Analytical tools are required to "mine" the database. The purpose is to translate relationships between clients and transactions into transparent marketing-driven solutions. The result is increased efficiency of your existing marketing and management activities. Furthermore, it creates a platform for increased management effectiveness, by generating insights into company-specific client behavior which can become a basis for competitive advantage.
Partnership management requires links between database analytics and operations, in order to deliver the client insights won. This provides a basis for managing much greater complexity and customization while preserving closed-loop discipline.
The strength of partnership management is derived from accepting long-term prices exogenous, then shifting the focus to client interactions from controllable dimensions of product and service offerings.

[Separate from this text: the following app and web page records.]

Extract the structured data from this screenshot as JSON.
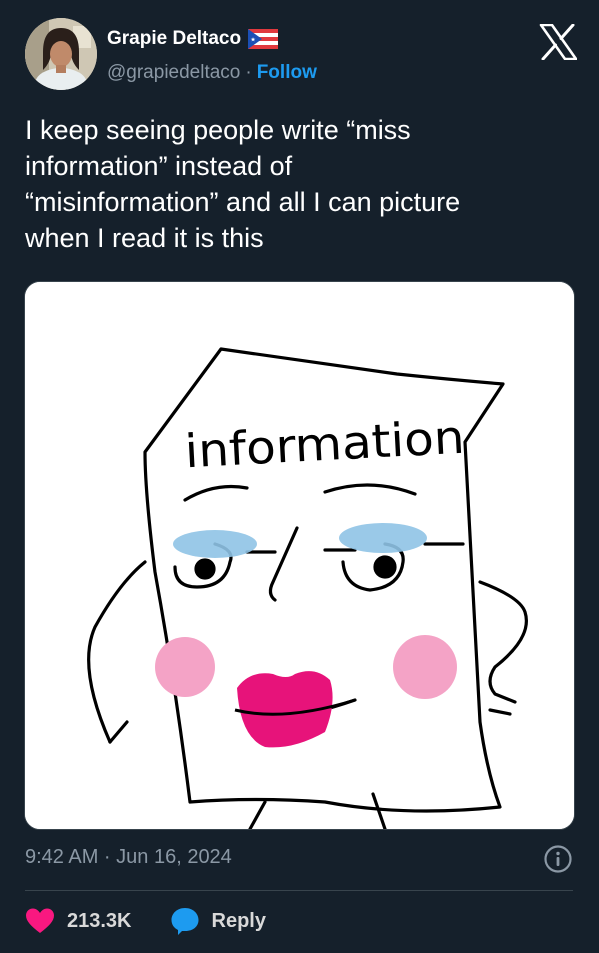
{
  "author": {
    "display_name": "Grapie Deltaco",
    "handle": "@grapiedeltaco",
    "separator": "·",
    "follow_label": "Follow"
  },
  "tweet": {
    "text_lines": [
      "I keep seeing people write “miss",
      "information” instead of",
      "“misinformation” and all I can picture",
      "when I read it is this"
    ],
    "image_text": "information",
    "timestamp": "9:42 AM · Jun 16, 2024"
  },
  "engagement": {
    "likes_count": "213.3K",
    "reply_label": "Reply"
  },
  "icons": {
    "flag": "puerto-rico-flag-icon",
    "brand": "x-logo-icon",
    "info": "info-icon",
    "like": "heart-icon",
    "reply": "speech-bubble-icon"
  },
  "colors": {
    "background": "#15202b",
    "text_primary": "#ffffff",
    "text_secondary": "#8b98a5",
    "accent_blue": "#1d9bf0",
    "like_pink": "#f91880",
    "divider": "#38444d"
  }
}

Your company can create value through partnership management strategies in an almost endless variety of ways by pursuing three typical partnership management goals (acquisition, usage stimulation, retention) with the use of a variety of levers (including service, pricing and promotion).
Developing partnership management strategies requires a clear understanding of the value creation opportunity and a continuous test-and-learn approach. The approach to developing strategies with clients will vary depending on your companys current client information and key executional skills, as well as its commitment to partnership management as a fundamental value creation initiative.
Communicating the vision, strategy and mechanisms of (new) partnership management approaches, not only throughout your company but also to clients, is critical to success.
Partnership management is an effective way of competing for share in a commoditizing industry. Price competition can be neutralized effectively. A deep understanding of the client is a prerequisite. A far deeper understanding of the clients business is required here than commoditizing industries typically have.
The behavior of clients can be shaped by the effective use of a partnership.
These messages are important, because identifying the characteristics that make a relationship profitable and managing the portfolio so that more clients exhibit these characteristics is becoming the key driver of earnings growth in most industries.
To accomplish this, your company must set a cultural change in motion that allows every level of your organization to support a true partnership management approach:
Topmanagement/directors must embrace the idea and support it with a new set of incentives and career paths.
Front-line employees must change their criteria for success (compensation needs to be relationship-driven) and, as a result, the way they spend their time. Yardsticks need to be developed for tracking success in penetrating relationships, measuring client satisfaction, and managing relationship-level profitability.
Building an effective cadre of partnership managers will require an evolution of your companys understanding of and support for the role and value of partnership management.
Prof. dr. Pieter klaas Jagersma are entrepreneur, author and professor to university Nyenrode. He is in addition director of the Center for international business(CIB) of university Nyenrode. For more Article of Jagersma, click here